> [Requirement]: Find the word "title" in the records and copy every line where it occurs.

Given data START

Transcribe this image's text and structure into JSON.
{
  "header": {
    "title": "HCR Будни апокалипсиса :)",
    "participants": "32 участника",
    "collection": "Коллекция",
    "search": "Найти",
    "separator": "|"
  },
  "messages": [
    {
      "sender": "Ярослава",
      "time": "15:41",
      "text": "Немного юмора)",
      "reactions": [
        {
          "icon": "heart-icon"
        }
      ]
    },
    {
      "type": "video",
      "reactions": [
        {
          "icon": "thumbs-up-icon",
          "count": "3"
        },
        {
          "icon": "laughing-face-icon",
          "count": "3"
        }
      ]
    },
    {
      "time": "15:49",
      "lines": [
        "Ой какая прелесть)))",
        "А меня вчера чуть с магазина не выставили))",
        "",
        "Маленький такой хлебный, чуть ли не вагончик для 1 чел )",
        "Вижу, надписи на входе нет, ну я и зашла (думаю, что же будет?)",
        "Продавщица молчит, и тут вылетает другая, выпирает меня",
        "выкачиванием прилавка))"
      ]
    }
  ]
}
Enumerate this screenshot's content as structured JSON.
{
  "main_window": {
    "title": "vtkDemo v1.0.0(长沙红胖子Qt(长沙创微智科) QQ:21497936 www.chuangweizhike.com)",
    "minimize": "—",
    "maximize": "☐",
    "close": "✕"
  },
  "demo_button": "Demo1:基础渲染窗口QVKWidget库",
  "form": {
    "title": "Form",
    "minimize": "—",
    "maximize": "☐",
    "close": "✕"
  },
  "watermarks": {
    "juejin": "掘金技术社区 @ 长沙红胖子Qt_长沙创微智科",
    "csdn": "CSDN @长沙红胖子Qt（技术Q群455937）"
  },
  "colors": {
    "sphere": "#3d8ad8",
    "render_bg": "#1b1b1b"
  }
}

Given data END
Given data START

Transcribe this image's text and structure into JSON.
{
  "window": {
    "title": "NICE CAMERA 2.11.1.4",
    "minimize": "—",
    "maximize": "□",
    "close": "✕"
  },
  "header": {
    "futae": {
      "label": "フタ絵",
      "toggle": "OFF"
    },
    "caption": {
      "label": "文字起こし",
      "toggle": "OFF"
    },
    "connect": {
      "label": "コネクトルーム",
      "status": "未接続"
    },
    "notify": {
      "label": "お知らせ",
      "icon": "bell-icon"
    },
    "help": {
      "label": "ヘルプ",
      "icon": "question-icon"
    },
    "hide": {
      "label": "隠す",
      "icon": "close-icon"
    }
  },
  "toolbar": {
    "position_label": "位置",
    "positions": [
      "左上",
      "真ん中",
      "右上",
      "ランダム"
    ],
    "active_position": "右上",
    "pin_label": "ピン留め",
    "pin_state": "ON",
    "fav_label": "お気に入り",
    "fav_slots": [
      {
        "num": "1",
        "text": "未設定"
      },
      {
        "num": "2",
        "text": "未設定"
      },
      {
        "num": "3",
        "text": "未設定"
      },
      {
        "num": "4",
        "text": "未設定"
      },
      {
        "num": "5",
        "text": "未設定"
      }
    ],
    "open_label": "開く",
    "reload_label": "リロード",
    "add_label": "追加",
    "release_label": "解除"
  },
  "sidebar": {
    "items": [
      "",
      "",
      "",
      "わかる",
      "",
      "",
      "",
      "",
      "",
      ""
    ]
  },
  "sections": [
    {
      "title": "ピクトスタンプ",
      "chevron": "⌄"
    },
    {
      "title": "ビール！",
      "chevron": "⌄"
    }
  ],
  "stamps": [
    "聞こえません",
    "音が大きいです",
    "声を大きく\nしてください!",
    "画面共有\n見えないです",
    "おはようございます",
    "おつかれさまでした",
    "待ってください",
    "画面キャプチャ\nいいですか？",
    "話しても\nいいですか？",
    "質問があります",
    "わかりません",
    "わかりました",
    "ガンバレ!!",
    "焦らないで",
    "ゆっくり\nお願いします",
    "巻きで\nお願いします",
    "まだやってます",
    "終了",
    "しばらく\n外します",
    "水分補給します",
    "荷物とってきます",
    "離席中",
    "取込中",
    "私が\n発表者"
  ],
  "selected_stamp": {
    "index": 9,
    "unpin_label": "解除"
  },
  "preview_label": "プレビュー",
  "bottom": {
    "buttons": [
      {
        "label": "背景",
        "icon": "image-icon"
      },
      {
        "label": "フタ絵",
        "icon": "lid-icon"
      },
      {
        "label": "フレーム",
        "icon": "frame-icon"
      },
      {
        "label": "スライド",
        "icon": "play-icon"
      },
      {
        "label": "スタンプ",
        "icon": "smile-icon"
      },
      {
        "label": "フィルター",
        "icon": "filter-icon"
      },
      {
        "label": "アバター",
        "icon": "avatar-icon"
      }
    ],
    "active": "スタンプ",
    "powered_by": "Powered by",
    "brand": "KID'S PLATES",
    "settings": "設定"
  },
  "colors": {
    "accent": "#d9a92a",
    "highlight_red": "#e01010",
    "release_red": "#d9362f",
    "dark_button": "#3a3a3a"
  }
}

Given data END

> [Task response]:
    "title": "HCR Будни апокалипсиса :)",
    "title": "vtkDemo v1.0.0(长沙红胖子Qt(长沙创微智科) QQ:21497936 www.chuangweizhike.com)",
    "title": "Form",
    "title": "NICE CAMERA 2.11.1.4",
      "title": "ピクトスタンプ",
      "title": "ビール！",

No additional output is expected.